That was very helpful to know that I’m taking the right steps in caring for my tree, just was hoping on more decorating ideas.
Merry Christmas, friends! Today I’m sharing some of my tips for how to choose a Christmas tree, gathered from years of searching for the perfect tree each December!
It’s the holiday season, and it has been tradition in my family ever since I can remember that we head up north the weekend after Thanksgiving to pick out our trees. I’m so grateful that I’ve been able to carry on this tradition with my own family still. Don’t get me wrong, I love a perfectly manicured artificial tree (or two!) to start decorating come November 1st each year, but there is nothing as beautiful (or as fragrant!) as your very own live Christmas tree! Here are my must-do tips for picking out the perfect one!
shop the look
tip 1: measure! (twice!)
Nothing is worse than getting to the tree farm and looking at your significant other, both of you suddenly wondering how tall of a tree to look for. Tree prices tend to vary by foot or 1/2 foot, and so you don’t want to be buying extra tree “just in case!”. Before you leave your home, measure from floor to ceiling. Then account for the height of any topper you want to place on the tree, and the tree stand and base. For example, we always use a thick piece of plywood under our tree stand so it stays level and we don’t worry too much about leaking onto the carpet. Measure all these things before you leave so you know what to look for!
tip 2: choose your tree type!
There are soooo many types of Christmas trees – it can be a little overwhelming! If this is your first time, do a little bit of research to read about the different types and get an idea of what you are looking for.
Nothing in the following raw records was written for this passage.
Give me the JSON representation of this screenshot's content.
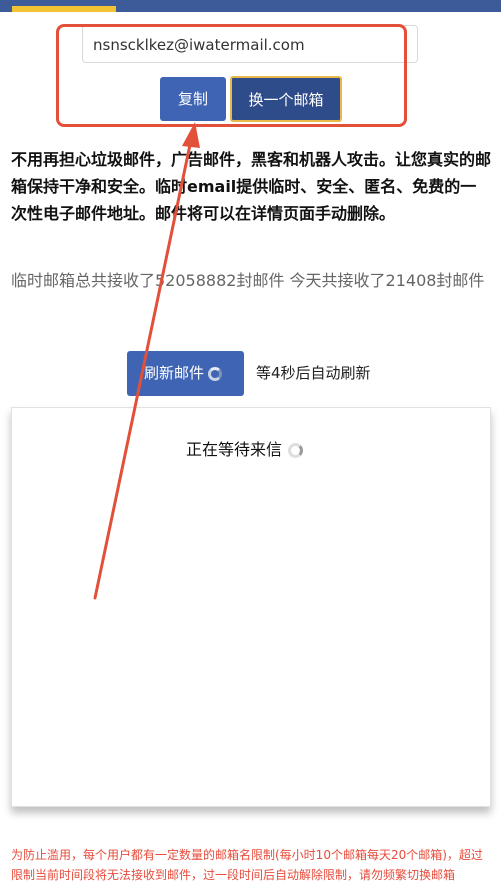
{
  "email": {
    "value": "nsnscklkez@iwatermail.com"
  },
  "actions": {
    "copy_label": "复制",
    "switch_label": "换一个邮箱"
  },
  "description": "不用再担心垃圾邮件，广告邮件，黑客和机器人攻击。让您真实的邮箱保持干净和安全。临时email提供临时、安全、匿名、免费的一次性电子邮件地址。邮件将可以在详情页面手动删除。",
  "stats": "临时邮箱总共接收了52058882封邮件 今天共接收了21408封邮件",
  "refresh": {
    "label": "刷新邮件",
    "countdown": "等4秒后自动刷新"
  },
  "inbox": {
    "waiting": "正在等待来信"
  },
  "notice": "为防止滥用，每个用户都有一定数量的邮箱名限制(每小时10个邮箱每天20个邮箱)，超过限制当前时间段将无法接收到邮件，过一段时间后自动解除限制，请勿频繁切换邮箱",
  "colors": {
    "primary": "#3e64b3",
    "header": "#3d5a99",
    "accent": "#f1c232",
    "annotation": "#e2503a",
    "notice": "#e74c3c"
  }
}
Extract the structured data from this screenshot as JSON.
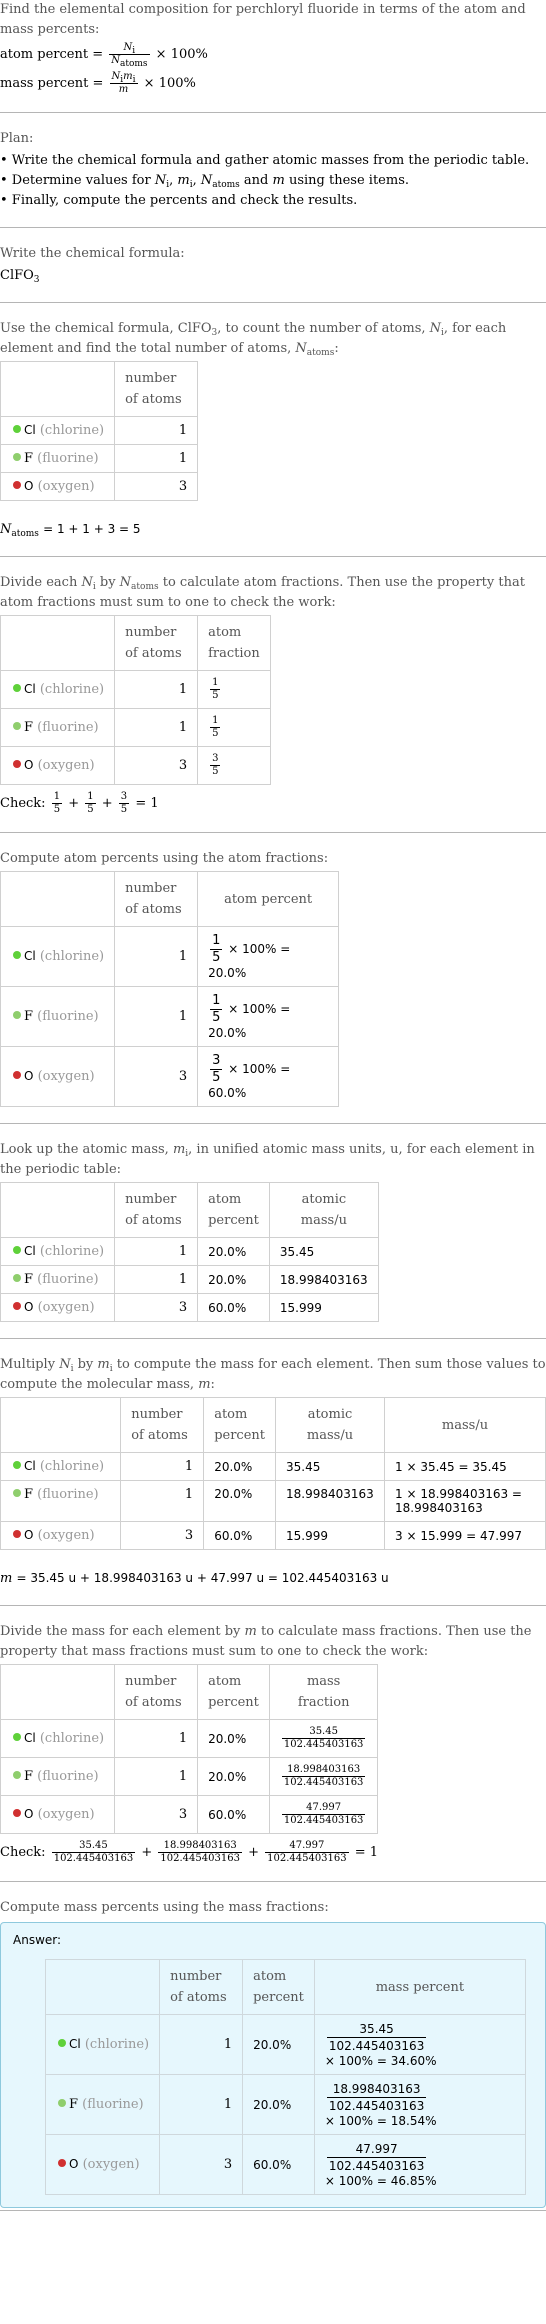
{
  "intro": {
    "question": "Find the elemental composition for perchloryl fluoride in terms of the atom and mass percents:",
    "atom_percent_label": "atom percent = ",
    "mass_percent_label": "mass percent = ",
    "times_100": "× 100%"
  },
  "plan": {
    "title": "Plan:",
    "items": [
      "• Write the chemical formula and gather atomic masses from the periodic table.",
      "• Determine values for N_i, m_i, N_atoms and m using these items.",
      "• Finally, compute the percents and check the results."
    ]
  },
  "formula": {
    "intro": "Write the chemical formula:",
    "base": "ClFO",
    "sub": "3"
  },
  "headers": {
    "number_of_atoms": "number of atoms",
    "atom_fraction": "atom fraction",
    "atom_percent": "atom percent",
    "atomic_mass": "atomic mass/u",
    "mass": "mass/u",
    "mass_fraction": "mass fraction",
    "mass_percent": "mass percent"
  },
  "elements": [
    {
      "symbol": "Cl",
      "name": "(chlorine)",
      "color": "#5fd13a",
      "count": "1",
      "frac_num": "1",
      "frac_den": "5",
      "atom_percent_result": "× 100% = 20.0%",
      "atom_percent": "20.0%",
      "atomic_mass": "35.45",
      "mass_calc": "1 × 35.45 = 35.45",
      "mass": "35.45",
      "molar": "102.445403163",
      "mass_percent_result": "× 100% = 34.60%"
    },
    {
      "symbol": "F",
      "name": "(fluorine)",
      "color": "#8fce6d",
      "count": "1",
      "frac_num": "1",
      "frac_den": "5",
      "atom_percent_result": "× 100% = 20.0%",
      "atom_percent": "20.0%",
      "atomic_mass": "18.998403163",
      "mass_calc": "1 × 18.998403163 = 18.998403163",
      "mass": "18.998403163",
      "molar": "102.445403163",
      "mass_percent_result": "× 100% = 18.54%"
    },
    {
      "symbol": "O",
      "name": "(oxygen)",
      "color": "#d03030",
      "count": "3",
      "frac_num": "3",
      "frac_den": "5",
      "atom_percent_result": "× 100% = 60.0%",
      "atom_percent": "60.0%",
      "atomic_mass": "15.999",
      "mass_calc": "3 × 15.999 = 47.997",
      "mass": "47.997",
      "molar": "102.445403163",
      "mass_percent_result": "× 100% = 46.85%"
    }
  ],
  "step_count": {
    "intro": "Use the chemical formula, ClFO3, to count the number of atoms, N_i, for each element and find the total number of atoms, N_atoms:",
    "result": "= 1 + 1 + 3 = 5"
  },
  "step_fraction": {
    "intro": "Divide each N_i by N_atoms to calculate atom fractions. Then use the property that atom fractions must sum to one to check the work:",
    "check_label": "Check:",
    "check_result": "= 1"
  },
  "step_atom_percent": {
    "intro": "Compute atom percents using the atom fractions:"
  },
  "step_lookup": {
    "intro": "Look up the atomic mass, m_i, in unified atomic mass units, u, for each element in the periodic table:"
  },
  "step_mass": {
    "intro": "Multiply N_i by m_i to compute the mass for each element. Then sum those values to compute the molecular mass, m:",
    "sum": "= 35.45 u + 18.998403163 u + 47.997 u = 102.445403163 u"
  },
  "step_mass_fraction": {
    "intro": "Divide the mass for each element by m to calculate mass fractions. Then use the property that mass fractions must sum to one to check the work:",
    "check_label": "Check:",
    "check_result": "= 1"
  },
  "step_mass_percent": {
    "intro": "Compute mass percents using the mass fractions:",
    "answer_label": "Answer:"
  }
}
We usually lean towards the shorter needled trees, and I particularly like Balsam Fir. We did go with a White Pine though two years ago, and the longer needles were very pretty!
tip 3: bring the right equipment
If you can, bring a chainsaw. The tree farms will only have hand saws available, and a chainsaw will make the task much easier! Also bring a heavy coat if it is cold outside, a tarp or blanket to lay on the ground so you don’t get dirty while cutting down the tree (which then can double as a protective layer for your trunk or the roof of your car when you put the tree up there!), and heavy gloves! If you are really struggling with cutting down the tree or picking the right one then ask one of the professionals at the lot for some assistance. We could hear something inside one of the trees that we were going to pick, and luckily one of the guys had a folding ladder to climb the tree and inspect it. Thankfully we didn’t get that one because there was a whole birds nest and lots of birds all inside it, which is just one example why it’s always a good idea to ask someone else for help!
tip 4: tree inspection time!
This is the most important step (arguably)! A few tips when you are looking at trees:
- Notice the needle colors. Are they starting to yellow or brown? Skip! The fresher, healthier trees will last longest.
- Take a good look at the tree, if you notice something off about it, dead branches, weird sap coming out of it, there is a chance it could be diseased, and if it planted in the ground then there is the chance it could affect others, this is where a tree removal jacksonville fl service or a service similar to it (depending on where you get your tree) may need to called in by the owners to make sure nothing else is affected.
- Find at least three “good sides.” Most locations in your home where you would put a tree will need three sides that are nice and full, and the fourth side is generally against a wall. When you get the tree into your home, then be sure to rotate it so the “bad side” faces the wall, before you start decorating. (Note: if you are putting your tree in a window, you’ll probably want all four sides looking in tip-top shape, though!)
- Look at the trunk! You want it to be fairly straight, so be sure to stand back a bit and peer through all those branches to get an idea of how straight the trunk is from multiple angles.
- Look at the branches! You want fairly even spacing with lots of room for ornaments. If you like a lot of ribbon on your tree, you might want the branches closer together. If you like room for lots of hanging, large, dangly ornaments, you should look for more space between the branches.
bonus tip: cut the end off when you get home!
To make sure you tree starts drinking up water straight away, it is helpful to make a fresh cut of at least 1/2 to 1 inch off the bottom when you get home. Depending on your ceiling height, this may need to be a little more – just be sure to get out the tape measure and measure if you need to!